Nathan'ette Burdine's

The Nyle Magazine

         Home     News     Politics    The Economy    Health    Education    The Ma'at     


NB's The Nyle Magazine

Monday, October 08, 2012


The Economy

Published September 8, 2011-Updated October 18, 2011

“Economic Inequality Jumpstarts a Political Revolution”

By Nathan’ette Burdine-Follow on Twitter@nbnylemagazine

            I always laugh whenever I watch I’m Gonna Get U Sucka and I hear Clarence William’s III character say, “Brothers went into the federal building with guns and came out with jobs.  The brothers weren’t mad any more.”  The statement’s simplicity and truthfulness points to how economic inequality jumpstarts a political revolution.  History has shown that economic inequality has resulted in a reorganization of the political landscape and a change in leadership.  Germany, for instance, was a democratic state still coping with the effects from WWI.  The grim job market and high poverty rate propelled Adolf Hitler into power.  After Hitler was elected, Germany’s economy was stifled by the nationalization of the economy and the segregation and exclusion of the Jewish population from the rest of the citizenry.  And like Germany, the Egyptians faced a similar script but with a different cast. 

            The Egyptian government squeezed the Egyptian citizens out of the job market by working on the principles of nepotism.  Former President Hosni Murbarak’s son, Gamal Mubarak, controlled the business sector.  The new businesses he brought in were quickly nationalized and jobs were given to individuals who had close ties to the government.  This resulted in smaller businesses being left out and more Egyptians being placed in the poverty line.  In a NewsWeek Magazine article, Christopher Dicky stated that while a new class of rich Egyptians evolved the young and educated Egyptians were left behind.  And with greater than 40% of the population living in poverty, it seemed only natural that labor strikes and mass protest ensured.

President Murbarak stood defiant before the mass protest.  He vowed never to leave office and proclaimed he was the only one who could restore Egypt to her greatness.  Unfortunately for Murbarak, he wouldn’t get a chance to restore Egypt to her greatness because he was ousted on February 12, 2011.  However, the promises of positive change haven’t taken root.  The country continues to be sectioned off based on class and talks of government abuse and corruption continue to abound.

The regime has as of yet to show that it can bounce back after the revolt which caused a 7% shrink in Egypt’s economy.  According to the New York Times’ writers David D. Kilpatrick and Dinah Salah Amer’s article “Egypt’s Economy Slows to a Crawl;  Revolt is tested,”  the money is not being distributed properly throughout Egypt.  The middle and upper class are reaping the benefits while the poor continues to struggle.  There is a stop-trickle down effect whereby the money stops when it suppose to trickle down to the lower class individuals.  Kilpatrick and Amer quoted Said Rifaatel-Saed, chairman of Egypt’s leftist Tagammu Party, as saying, “If this trickling down does not come by the will of the capitalist, it must come by the will of the state.”  Due to the state not being able to bring about the trickle down affect, “the capitalist” have had to step in.

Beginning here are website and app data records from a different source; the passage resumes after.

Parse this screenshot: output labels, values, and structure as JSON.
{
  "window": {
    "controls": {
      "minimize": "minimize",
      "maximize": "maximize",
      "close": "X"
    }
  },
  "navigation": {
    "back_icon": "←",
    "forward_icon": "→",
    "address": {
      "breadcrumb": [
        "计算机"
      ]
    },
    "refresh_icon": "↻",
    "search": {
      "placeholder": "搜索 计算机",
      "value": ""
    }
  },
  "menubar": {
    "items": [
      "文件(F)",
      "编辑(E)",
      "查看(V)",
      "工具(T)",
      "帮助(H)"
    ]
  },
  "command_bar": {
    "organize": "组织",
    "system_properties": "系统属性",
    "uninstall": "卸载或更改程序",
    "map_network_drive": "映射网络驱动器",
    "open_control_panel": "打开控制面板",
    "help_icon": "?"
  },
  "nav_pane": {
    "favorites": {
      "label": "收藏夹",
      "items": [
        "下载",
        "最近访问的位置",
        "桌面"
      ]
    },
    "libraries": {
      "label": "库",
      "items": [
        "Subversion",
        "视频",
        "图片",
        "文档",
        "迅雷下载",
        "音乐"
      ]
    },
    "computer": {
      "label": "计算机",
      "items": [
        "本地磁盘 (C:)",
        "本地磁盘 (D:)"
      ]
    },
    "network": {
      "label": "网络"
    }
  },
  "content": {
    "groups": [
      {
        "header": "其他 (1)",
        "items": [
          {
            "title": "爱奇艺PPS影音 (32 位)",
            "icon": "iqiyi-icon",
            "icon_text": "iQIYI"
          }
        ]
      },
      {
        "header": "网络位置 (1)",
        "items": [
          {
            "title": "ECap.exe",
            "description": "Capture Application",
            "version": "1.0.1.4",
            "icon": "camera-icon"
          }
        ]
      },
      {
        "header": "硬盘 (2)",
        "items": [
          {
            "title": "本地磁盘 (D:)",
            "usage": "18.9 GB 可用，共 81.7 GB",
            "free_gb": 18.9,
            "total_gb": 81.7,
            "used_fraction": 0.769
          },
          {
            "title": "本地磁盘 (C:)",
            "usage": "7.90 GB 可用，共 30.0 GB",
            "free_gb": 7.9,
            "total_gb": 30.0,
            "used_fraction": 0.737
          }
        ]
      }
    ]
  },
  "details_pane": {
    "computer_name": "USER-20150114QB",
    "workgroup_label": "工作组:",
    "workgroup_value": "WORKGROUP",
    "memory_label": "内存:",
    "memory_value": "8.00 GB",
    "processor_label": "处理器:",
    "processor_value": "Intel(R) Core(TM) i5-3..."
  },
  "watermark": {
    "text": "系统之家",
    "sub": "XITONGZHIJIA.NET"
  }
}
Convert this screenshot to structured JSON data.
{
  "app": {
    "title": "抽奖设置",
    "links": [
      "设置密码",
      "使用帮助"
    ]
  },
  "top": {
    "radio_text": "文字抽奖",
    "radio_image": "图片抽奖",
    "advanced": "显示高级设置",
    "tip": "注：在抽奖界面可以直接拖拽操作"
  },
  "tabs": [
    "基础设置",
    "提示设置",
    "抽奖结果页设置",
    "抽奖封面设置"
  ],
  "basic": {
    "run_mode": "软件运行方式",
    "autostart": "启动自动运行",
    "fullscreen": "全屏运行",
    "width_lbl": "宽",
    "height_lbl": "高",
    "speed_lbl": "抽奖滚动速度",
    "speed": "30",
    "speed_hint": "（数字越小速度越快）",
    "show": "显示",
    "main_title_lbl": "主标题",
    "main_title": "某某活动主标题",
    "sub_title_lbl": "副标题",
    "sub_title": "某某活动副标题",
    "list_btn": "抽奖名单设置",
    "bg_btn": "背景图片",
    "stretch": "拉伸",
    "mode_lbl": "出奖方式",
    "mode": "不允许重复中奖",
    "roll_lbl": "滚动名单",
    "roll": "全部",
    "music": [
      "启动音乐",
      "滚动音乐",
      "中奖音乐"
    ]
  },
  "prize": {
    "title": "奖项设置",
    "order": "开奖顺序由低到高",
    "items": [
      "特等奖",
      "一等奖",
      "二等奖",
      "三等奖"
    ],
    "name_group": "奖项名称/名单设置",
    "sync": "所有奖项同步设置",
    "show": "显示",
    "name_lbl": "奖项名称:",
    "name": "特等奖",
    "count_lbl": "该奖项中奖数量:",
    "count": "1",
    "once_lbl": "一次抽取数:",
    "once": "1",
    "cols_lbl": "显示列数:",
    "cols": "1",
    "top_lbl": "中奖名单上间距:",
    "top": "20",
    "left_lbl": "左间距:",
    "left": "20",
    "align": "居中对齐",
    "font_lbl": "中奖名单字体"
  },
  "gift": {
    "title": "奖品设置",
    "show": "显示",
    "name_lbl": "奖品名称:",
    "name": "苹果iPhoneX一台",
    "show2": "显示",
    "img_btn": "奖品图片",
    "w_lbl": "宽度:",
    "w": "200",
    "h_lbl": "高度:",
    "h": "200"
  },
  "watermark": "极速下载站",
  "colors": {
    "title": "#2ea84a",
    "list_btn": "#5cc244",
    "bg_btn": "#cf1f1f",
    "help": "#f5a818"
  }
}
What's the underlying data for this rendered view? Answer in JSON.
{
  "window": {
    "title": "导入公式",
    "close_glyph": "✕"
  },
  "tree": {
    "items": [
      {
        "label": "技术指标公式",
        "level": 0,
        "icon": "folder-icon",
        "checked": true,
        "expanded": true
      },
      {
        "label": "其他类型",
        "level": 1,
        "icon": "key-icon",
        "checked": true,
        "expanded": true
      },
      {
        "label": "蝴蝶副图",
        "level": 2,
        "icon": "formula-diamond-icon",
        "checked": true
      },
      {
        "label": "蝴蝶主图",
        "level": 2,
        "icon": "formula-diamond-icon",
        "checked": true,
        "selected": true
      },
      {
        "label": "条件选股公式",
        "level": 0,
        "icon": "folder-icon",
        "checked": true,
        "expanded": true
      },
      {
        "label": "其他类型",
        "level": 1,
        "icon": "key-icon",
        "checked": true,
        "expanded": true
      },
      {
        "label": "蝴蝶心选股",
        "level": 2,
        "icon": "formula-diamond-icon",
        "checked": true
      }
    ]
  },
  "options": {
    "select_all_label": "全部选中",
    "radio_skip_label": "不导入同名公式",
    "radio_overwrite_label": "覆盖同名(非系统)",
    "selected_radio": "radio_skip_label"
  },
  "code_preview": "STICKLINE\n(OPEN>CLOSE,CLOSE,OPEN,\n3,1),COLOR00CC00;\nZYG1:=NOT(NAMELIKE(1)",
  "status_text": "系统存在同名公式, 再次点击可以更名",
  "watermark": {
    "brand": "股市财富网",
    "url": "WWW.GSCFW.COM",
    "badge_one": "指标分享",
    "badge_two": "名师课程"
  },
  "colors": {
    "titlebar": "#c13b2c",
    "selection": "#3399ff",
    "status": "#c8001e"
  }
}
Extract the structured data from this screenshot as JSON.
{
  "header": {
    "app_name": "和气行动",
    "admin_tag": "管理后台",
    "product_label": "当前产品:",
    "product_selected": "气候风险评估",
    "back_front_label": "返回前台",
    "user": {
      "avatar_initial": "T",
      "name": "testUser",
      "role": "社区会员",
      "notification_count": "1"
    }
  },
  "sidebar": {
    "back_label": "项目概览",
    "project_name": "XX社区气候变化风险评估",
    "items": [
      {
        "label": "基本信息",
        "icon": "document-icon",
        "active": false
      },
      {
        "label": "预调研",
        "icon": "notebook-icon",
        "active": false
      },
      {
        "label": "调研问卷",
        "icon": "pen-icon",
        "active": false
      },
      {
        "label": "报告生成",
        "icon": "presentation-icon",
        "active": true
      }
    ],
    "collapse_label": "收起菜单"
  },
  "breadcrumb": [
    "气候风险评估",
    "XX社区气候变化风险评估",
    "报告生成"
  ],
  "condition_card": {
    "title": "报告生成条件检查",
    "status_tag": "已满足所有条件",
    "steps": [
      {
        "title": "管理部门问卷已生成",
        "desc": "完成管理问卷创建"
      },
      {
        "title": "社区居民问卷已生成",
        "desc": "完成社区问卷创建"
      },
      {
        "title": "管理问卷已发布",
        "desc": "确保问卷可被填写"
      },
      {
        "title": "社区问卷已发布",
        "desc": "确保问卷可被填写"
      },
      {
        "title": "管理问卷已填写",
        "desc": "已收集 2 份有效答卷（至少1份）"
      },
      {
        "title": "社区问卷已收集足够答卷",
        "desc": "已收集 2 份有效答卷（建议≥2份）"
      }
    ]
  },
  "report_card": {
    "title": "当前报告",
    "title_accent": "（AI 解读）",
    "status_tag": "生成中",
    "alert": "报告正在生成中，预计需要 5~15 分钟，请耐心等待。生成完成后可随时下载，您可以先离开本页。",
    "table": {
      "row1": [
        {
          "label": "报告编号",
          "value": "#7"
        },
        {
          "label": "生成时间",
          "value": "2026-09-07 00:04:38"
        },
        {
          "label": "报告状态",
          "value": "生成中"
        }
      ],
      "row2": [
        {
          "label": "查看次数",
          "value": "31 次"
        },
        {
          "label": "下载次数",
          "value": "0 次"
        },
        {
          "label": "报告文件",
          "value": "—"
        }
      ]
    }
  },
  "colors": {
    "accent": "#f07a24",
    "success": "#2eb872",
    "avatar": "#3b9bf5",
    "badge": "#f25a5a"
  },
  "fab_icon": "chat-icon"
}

The U.S., IMF, and World Bank have tried to assist Egypt by lending it $3billion dollars each to curtail its economic woes.  But despite the U.S., IMF, and World Bank’s loans, it appears that Egypt has inherent problems that may take years to solve.  The “capitalist” are faced with a question of if they should continue to use money as a way to resolve a problem that needs a complete legislative, executive, and judiciary overhaul.  Without a stable government to handle the economy, Egypt will have another political revolution due to its economic inequality.







About    Comment Policy    Contact    Past Stories


Copyright © 2012 by Nathan'ette Burdine.  All Rights Reserved